== Data listing

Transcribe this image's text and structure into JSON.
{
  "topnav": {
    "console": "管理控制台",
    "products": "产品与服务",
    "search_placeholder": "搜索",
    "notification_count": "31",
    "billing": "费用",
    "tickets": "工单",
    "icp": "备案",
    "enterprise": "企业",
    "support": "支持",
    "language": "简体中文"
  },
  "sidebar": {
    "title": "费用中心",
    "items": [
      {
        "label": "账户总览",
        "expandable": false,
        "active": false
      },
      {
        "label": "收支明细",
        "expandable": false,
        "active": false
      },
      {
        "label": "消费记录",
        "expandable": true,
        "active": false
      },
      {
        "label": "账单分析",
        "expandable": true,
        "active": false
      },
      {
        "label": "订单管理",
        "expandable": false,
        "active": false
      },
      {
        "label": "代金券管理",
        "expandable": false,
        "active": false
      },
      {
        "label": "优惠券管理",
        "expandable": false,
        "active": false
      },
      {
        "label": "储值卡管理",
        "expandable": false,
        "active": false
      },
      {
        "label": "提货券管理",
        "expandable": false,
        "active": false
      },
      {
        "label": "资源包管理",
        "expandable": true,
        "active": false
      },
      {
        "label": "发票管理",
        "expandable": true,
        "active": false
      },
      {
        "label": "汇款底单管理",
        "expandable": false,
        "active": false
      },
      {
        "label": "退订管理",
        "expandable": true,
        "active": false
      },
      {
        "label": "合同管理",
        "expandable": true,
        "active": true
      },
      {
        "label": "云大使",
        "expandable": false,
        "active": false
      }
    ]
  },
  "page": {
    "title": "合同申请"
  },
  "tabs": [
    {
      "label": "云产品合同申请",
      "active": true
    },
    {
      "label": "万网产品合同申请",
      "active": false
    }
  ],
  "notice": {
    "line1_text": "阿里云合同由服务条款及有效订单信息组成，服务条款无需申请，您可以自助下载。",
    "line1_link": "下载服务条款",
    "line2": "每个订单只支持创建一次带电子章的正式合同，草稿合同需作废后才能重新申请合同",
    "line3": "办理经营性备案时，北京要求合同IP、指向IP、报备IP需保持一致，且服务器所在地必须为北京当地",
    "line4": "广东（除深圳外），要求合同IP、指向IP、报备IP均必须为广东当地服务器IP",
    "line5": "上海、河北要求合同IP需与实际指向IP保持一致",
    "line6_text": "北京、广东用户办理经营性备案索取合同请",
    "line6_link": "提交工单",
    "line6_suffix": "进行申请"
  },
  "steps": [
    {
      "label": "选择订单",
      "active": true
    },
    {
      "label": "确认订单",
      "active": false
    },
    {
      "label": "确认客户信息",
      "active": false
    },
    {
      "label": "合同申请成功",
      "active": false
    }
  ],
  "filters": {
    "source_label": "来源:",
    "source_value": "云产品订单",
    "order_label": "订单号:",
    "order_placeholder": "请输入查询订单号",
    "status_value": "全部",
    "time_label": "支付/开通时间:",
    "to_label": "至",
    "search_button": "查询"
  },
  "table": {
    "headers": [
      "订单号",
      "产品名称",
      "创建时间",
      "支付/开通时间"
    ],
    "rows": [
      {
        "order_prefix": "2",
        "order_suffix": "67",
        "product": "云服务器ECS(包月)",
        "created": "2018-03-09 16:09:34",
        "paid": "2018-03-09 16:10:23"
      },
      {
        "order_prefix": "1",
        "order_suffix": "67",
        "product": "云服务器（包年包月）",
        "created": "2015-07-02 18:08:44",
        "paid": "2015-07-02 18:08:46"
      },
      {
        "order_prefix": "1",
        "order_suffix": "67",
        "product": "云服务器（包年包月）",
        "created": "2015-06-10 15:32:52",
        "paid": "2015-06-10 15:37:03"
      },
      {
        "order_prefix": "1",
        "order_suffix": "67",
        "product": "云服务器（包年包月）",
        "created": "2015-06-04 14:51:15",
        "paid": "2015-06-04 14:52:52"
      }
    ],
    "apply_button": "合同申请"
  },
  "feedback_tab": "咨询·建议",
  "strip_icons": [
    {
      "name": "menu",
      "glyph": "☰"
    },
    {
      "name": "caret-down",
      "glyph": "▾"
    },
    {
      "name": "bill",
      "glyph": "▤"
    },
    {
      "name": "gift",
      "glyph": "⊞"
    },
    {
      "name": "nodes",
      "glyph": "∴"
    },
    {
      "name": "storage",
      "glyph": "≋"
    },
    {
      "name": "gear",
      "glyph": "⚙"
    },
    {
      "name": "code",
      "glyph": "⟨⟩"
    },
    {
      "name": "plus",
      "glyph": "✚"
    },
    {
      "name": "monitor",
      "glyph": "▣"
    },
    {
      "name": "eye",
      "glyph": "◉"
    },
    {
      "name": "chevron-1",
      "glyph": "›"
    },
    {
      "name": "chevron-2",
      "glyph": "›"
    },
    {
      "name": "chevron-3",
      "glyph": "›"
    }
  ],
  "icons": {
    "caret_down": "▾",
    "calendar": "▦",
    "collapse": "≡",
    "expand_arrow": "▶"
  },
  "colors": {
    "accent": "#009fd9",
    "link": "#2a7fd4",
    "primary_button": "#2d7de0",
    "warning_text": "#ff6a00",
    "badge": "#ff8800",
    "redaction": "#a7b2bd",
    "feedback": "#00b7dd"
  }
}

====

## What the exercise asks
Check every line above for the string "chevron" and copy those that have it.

## Task answer
      "name": "chevron-1",
      "name": "chevron-2",
      "name": "chevron-3",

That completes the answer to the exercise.